One which may surprise some readers is that Nehemiah was a man quite capable of intense anger. Seldom is this considered a good attribute, but properly controlled and directed it is! Harry Emerson Fosdick states, "A good Christian is a man of wrath. His wrath is the negative electricity at one end of his life, caused by the positive electricity of his love at the other end, and by a law of eternal necessity the two are equal." Dwight L. Moody said, "That very word anger in the scriptures is one of the very strongest evidences and expressions of God's love.", and Arthur T. Pierson wrote, "Anger may be dangerous, but the absence of it is a greater danger still; it leaves man to be a mere jellyfish; Hence the Bible does not say, 'Be Not Angry', but 'be angry' and sin not." A good leader would be a man of great love and great wrath. Nehemiah sets forth this example for us also in verses 5:6-7 and 1:2-4.
Another quality that Nehemiah showed that is essential to good leadership and management is unselfishness. He showed this at the very beginning when he renounced luxury, position and salary to undertake a tiring and dangerous trip to attempt an extremely difficult job and risk his life among some bloodthirsty enemies. He continued in encouraging and defending people, by intense intercession and in many ways being a fine example to them. Fosdick says, "The inevitable expression of real Christianity is a life of sacrificial service." Oswald Chambers states, "Never look for justice, but never cease to give it." Even Christ pleased not Himself, and a man of God whose life paralleled his preaching J. Oswald Sanders stated, "Example is much more potent than precept." So we can know that Nehemiah's example surely shows us the need for unselfish service.
Finally it must be noted that Nehemiah was a very good organizer. He got letters to the governors through whose territories he was to pass (2:7), a letter to the keeper of the king's forest so he could get the required timber for his project (2:8), and he made a careful survey and appraisal before making detailed plans (2:11-16). He also made a detailed list of all persons available and dispensed the responsibilities (13:30). He mentioned subordinates by name and the place they worked giving them recognition and a sense of being important. He was wise in delegating responsibility (7:2). This verse also showed the high standards he set and expected from his subordinates. Quite clearly Nehemiah was always aware of the complete situation and knew how to handle it.
In summary, he was a man of prayer, God's Word, humble, a faithful witness, a courageous man, persistent, impartial, generous, encouraging, angry and self-denying man, and with all these, a very good organizer. Above everything else, he was a man who loved and was devoted to God!

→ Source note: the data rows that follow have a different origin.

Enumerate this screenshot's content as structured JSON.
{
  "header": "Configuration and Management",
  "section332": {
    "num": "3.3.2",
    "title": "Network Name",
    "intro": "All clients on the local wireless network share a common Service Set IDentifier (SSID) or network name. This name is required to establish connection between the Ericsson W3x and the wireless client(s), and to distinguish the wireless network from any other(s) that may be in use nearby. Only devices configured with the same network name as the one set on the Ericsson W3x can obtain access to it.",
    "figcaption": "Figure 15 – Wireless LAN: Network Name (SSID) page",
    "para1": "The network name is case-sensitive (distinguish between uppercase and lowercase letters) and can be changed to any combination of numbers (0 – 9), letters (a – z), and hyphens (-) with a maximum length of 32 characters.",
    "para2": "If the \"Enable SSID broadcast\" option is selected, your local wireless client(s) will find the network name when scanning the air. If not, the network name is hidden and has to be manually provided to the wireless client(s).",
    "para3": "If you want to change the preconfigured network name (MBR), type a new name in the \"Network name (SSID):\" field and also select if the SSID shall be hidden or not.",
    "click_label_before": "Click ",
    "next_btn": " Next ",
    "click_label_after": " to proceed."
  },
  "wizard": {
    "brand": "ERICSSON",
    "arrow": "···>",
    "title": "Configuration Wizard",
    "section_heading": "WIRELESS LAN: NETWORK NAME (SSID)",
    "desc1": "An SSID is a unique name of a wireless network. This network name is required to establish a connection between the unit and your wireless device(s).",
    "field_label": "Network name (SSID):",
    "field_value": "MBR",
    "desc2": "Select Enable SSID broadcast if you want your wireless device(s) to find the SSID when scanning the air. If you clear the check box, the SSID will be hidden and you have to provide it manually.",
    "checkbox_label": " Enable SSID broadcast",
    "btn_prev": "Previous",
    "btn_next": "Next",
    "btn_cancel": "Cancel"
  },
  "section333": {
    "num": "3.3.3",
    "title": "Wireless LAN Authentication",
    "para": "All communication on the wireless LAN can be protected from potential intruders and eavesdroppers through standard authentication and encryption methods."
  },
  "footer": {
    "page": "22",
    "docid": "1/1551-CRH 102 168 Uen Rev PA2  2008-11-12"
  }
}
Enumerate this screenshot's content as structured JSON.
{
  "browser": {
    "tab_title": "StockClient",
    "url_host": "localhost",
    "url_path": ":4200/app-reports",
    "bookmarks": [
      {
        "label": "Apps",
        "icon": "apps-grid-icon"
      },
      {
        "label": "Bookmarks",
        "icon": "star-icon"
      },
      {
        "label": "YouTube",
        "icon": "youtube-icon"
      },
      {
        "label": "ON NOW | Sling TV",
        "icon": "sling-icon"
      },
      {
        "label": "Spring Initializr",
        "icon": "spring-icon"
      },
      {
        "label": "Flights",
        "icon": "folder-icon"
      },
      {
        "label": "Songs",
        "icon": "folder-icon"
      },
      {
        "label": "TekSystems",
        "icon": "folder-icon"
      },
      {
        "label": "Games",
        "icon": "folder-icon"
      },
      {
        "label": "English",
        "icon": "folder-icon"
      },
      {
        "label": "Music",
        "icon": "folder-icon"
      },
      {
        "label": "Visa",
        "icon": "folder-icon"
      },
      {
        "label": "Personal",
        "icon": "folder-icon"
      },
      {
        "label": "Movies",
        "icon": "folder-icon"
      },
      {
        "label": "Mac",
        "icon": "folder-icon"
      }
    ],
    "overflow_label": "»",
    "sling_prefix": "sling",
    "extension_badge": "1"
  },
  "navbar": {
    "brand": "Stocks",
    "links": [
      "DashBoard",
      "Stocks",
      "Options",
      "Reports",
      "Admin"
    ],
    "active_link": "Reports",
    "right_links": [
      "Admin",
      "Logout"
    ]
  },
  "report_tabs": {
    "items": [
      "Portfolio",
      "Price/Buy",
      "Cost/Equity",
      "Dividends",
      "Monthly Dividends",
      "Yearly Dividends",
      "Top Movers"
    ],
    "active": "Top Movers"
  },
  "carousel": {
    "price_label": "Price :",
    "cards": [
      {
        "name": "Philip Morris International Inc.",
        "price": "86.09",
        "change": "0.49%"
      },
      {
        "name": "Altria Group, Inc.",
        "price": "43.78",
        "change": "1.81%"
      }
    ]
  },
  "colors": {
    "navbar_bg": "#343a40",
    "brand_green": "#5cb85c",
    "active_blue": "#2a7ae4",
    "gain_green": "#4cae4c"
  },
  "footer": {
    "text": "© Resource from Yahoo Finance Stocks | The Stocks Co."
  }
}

A final statement in God's Word measures the capability and success of this man of God. His objective was finished - "So the wall was finished." (6:15) May we, like Nehemiah, hear our Lord say, "Well done thou good and faithful servant!"
C. R. Lord © 1980